On Discovering Steve Jobs’ June 2005 Commencement Address at Stanford
If you haven’t already read the commencement address that Steve Jobs gave to Stanford graduates in June 2005 I strongly suggest you do read it.
I was only made aware of this address earlier today. And although I already admire the man as one of the key people that has brought me the technology I embrace the most, after reading this speech my admiration of Jobs has escalated a few quantum levels.
For example, much is rightly made of Apple’s user interfaces. In this speech, Jobs provides some insight on how this came about:

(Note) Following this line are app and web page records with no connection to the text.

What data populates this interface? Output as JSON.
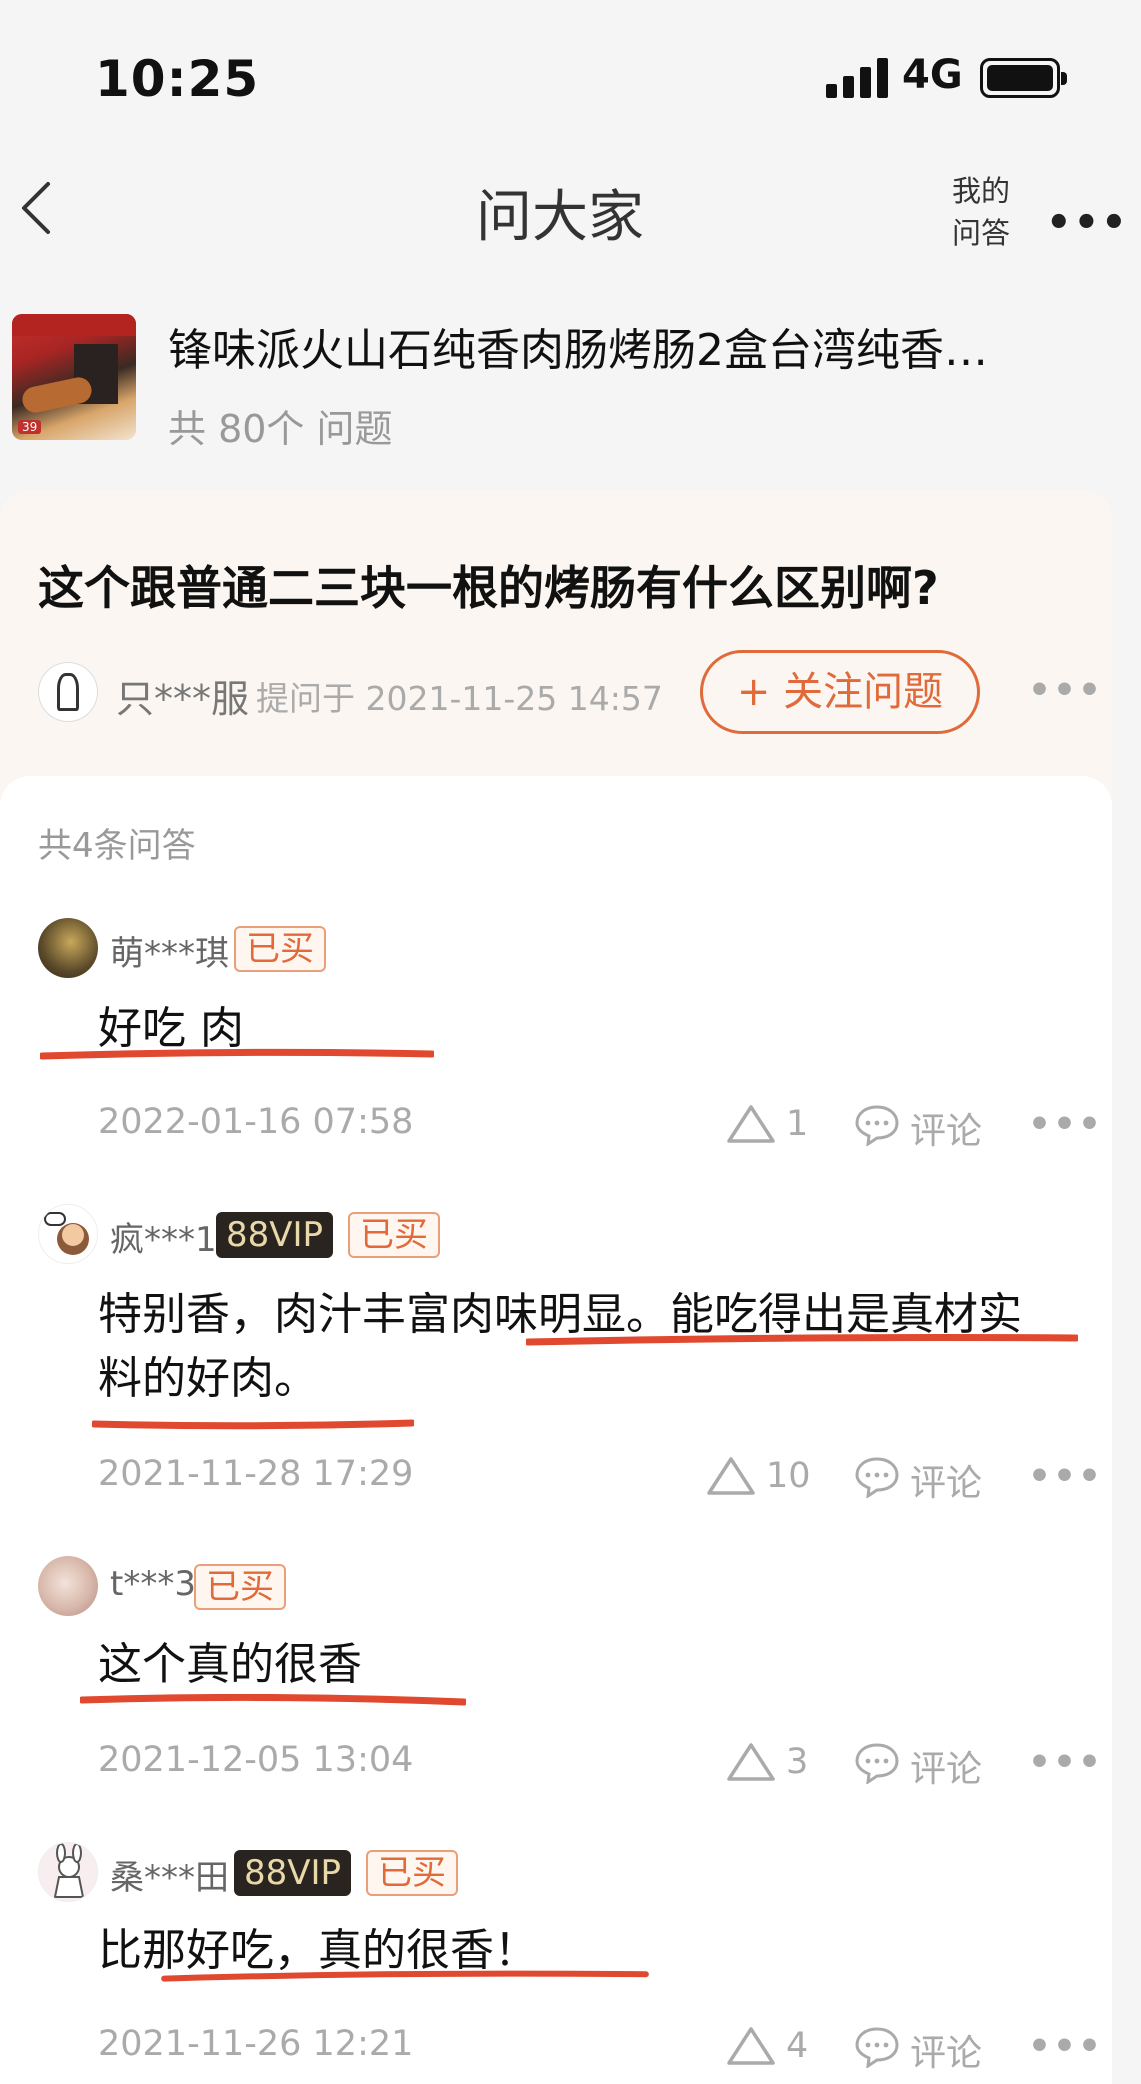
{
  "status_bar": {
    "time": "10:25",
    "network": "4G"
  },
  "nav": {
    "title": "问大家",
    "my_qa_line1": "我的",
    "my_qa_line2": "问答",
    "more": "•••"
  },
  "product": {
    "name": "锋味派火山石纯香肉肠烤肠2盒台湾纯香…",
    "question_count": "共 80个 问题",
    "thumb_price": "39"
  },
  "question": {
    "text": "这个跟普通二三块一根的烤肠有什么区别啊?",
    "asker": "只***服",
    "meta": "提问于 2021-11-25 14:57",
    "follow_label": "+ 关注问题",
    "more": "•••"
  },
  "answers_total": "共4条问答",
  "answers": [
    {
      "user": "萌***琪",
      "vip": "",
      "bought": "已买",
      "text": "好吃 肉",
      "text2": "",
      "date": "2022-01-16 07:58",
      "likes": "1",
      "comment": "评论",
      "more": "•••"
    },
    {
      "user": "疯***1",
      "vip": "88VIP",
      "bought": "已买",
      "text": "特别香，肉汁丰富肉味明显。能吃得出是真材实",
      "text2": "料的好肉。",
      "date": "2021-11-28 17:29",
      "likes": "10",
      "comment": "评论",
      "more": "•••"
    },
    {
      "user": "t***3",
      "vip": "",
      "bought": "已买",
      "text": "这个真的很香",
      "text2": "",
      "date": "2021-12-05 13:04",
      "likes": "3",
      "comment": "评论",
      "more": "•••"
    },
    {
      "user": "桑***田",
      "vip": "88VIP",
      "bought": "已买",
      "text": "比那好吃，真的很香！",
      "text2": "",
      "date": "2021-11-26 12:21",
      "likes": "4",
      "comment": "评论",
      "more": "•••"
    }
  ],
  "colors": {
    "accent": "#e06a3a",
    "underline": "#e0492f"
  }
}
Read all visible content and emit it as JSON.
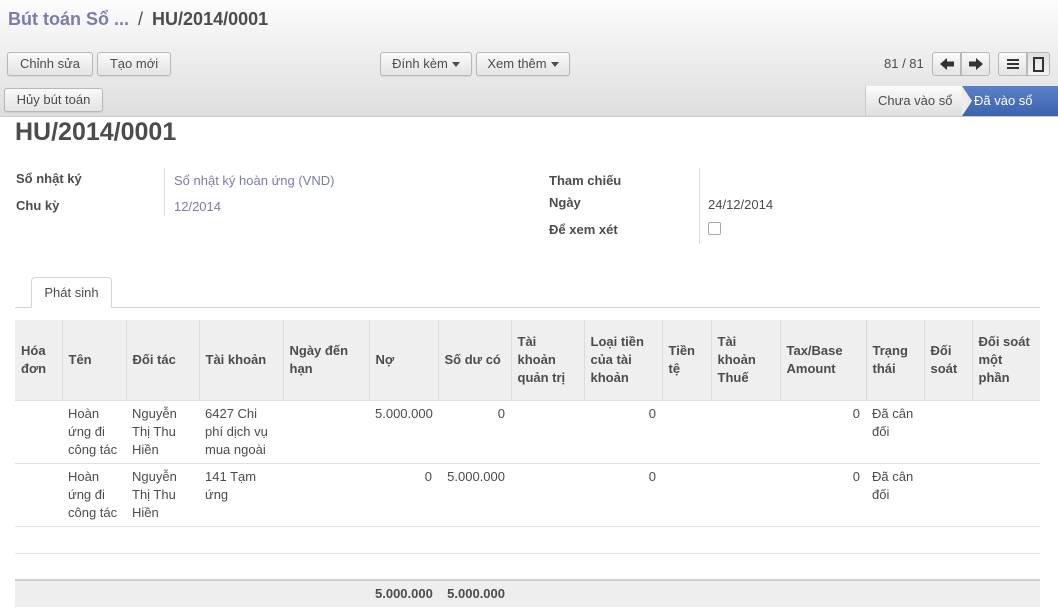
{
  "breadcrumb": {
    "parent": "Bút toán Sổ ...",
    "separator": "/",
    "current": "HU/2014/0001"
  },
  "toolbar": {
    "edit": "Chỉnh sửa",
    "create": "Tạo mới",
    "attach": "Đính kèm",
    "more": "Xem thêm"
  },
  "pager": {
    "value": "81 / 81"
  },
  "actions": {
    "cancel_entry": "Hủy bút toán"
  },
  "status": {
    "stages": [
      "Chưa vào sổ",
      "Đã vào sổ"
    ],
    "active": "Đã vào sổ",
    "active_color": "#4a6fb5"
  },
  "form": {
    "title": "HU/2014/0001",
    "journal_label": "Sổ nhật ký",
    "journal_value": "Sổ nhật ký hoàn ứng (VND)",
    "period_label": "Chu kỳ",
    "period_value": "12/2014",
    "reference_label": "Tham chiếu",
    "reference_value": "",
    "date_label": "Ngày",
    "date_value": "24/12/2014",
    "review_label": "Để xem xét",
    "review_checked": false
  },
  "tabs": [
    "Phát sinh"
  ],
  "table": {
    "headers": [
      "Hóa đơn",
      "Tên",
      "Đối tác",
      "Tài khoản",
      "Ngày đến hạn",
      "Nợ",
      "Số dư có",
      "Tài khoản quản trị",
      "Loại tiền của tài khoản",
      "Tiền tệ",
      "Tài khoản Thuế",
      "Tax/Base Amount",
      "Trạng thái",
      "Đối soát",
      "Đối soát một phần"
    ],
    "rows": [
      [
        "",
        "Hoàn ứng đi công tác",
        "Nguyễn Thị Thu Hiền",
        "6427 Chi phí dịch vụ mua ngoài",
        "",
        "5.000.000",
        "0",
        "",
        "0",
        "",
        "",
        "0",
        "Đã cân đối",
        "",
        ""
      ],
      [
        "",
        "Hoàn ứng đi công tác",
        "Nguyễn Thị Thu Hiền",
        "141 Tạm ứng",
        "",
        "0",
        "5.000.000",
        "",
        "0",
        "",
        "",
        "0",
        "Đã cân đối",
        "",
        ""
      ]
    ],
    "totals": {
      "debit": "5.000.000",
      "credit": "5.000.000"
    }
  },
  "colors": {
    "link": "#7c7bad",
    "accent": "#4a6fb5"
  }
}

Reed College at that time offered perhaps the best calligraphy instruction in the country. Throughout the campus every poster, every label on every drawer, was beautifully hand calligraphed. Because I had dropped out and didn’t have to take the normal classes, I decided to take a calligraphy class to learn how to do this. I learned about serif and san serif typefaces, about varying the amount of space between different letter combinations, about what makes great typography great. It was beautiful, historical, artistically subtle in a way that science can’t capture, and I found it fascinating.
None of this had even a hope of any practical application in my life. But ten years later, when we were designing the first Macintosh computer, it all came back to me. And we designed it all into the Mac. It was the first computer with beautiful typography. If I had never dropped in on that single course in college, the Mac would have never had multiple typefaces or proportionally spaced fonts. And since Windows just copied the Mac, its likely that no personal computer would have them. If I had never dropped out, I would have never dropped in on this calligraphy class, and personal computers might not have the wonderful typography that they do. Of course it was impossible to connect the dots looking forward when I was in college. But it was very, very clear looking backwards ten years later.
What a wonderful way to, as Jobs describes it, connect the dots.